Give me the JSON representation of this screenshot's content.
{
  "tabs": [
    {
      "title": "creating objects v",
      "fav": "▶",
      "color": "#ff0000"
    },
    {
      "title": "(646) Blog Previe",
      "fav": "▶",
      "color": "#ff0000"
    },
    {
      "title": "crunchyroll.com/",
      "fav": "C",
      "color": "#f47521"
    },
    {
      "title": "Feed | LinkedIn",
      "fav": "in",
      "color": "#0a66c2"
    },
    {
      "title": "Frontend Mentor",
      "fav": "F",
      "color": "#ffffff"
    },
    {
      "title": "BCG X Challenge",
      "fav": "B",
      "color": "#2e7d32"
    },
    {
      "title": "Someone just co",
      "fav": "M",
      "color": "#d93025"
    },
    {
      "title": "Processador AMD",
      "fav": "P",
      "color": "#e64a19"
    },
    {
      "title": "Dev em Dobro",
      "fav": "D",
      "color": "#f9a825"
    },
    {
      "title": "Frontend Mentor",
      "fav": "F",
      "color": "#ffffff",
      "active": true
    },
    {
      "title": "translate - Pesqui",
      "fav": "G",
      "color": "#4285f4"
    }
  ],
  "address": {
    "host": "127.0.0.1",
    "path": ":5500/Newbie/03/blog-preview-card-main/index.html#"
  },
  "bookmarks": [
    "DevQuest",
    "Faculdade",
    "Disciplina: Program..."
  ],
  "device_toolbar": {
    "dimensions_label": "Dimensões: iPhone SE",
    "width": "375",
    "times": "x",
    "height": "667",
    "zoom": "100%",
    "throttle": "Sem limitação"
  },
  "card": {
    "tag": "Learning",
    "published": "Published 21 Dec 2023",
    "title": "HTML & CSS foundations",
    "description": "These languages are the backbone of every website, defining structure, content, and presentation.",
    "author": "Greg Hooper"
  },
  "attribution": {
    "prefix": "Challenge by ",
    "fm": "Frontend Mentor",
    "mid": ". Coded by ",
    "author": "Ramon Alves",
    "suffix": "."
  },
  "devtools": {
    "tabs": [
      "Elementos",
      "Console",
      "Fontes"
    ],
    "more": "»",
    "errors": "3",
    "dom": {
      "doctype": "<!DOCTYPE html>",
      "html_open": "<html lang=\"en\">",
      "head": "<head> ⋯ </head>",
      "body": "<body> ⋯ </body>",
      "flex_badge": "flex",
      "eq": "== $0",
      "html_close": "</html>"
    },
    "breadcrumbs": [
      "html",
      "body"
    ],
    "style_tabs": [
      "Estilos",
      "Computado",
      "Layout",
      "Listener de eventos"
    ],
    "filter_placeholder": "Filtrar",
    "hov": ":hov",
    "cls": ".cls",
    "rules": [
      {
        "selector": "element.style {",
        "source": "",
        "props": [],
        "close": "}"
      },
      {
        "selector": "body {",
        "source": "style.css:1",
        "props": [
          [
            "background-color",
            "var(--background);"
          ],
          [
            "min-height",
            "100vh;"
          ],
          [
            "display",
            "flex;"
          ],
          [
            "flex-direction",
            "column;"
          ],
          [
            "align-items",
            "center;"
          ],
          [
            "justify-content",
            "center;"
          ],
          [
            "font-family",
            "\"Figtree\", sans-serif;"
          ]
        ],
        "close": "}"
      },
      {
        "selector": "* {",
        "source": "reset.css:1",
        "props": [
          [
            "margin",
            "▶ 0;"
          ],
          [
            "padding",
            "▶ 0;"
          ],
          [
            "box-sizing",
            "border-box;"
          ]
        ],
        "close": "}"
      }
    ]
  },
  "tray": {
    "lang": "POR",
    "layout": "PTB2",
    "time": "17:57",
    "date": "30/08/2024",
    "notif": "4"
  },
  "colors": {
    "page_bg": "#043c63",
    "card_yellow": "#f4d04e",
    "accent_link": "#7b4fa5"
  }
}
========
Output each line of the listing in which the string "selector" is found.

**Response to this exercise**
        "selector": "element.style {",
        "selector": "body {",
        "selector": "* {",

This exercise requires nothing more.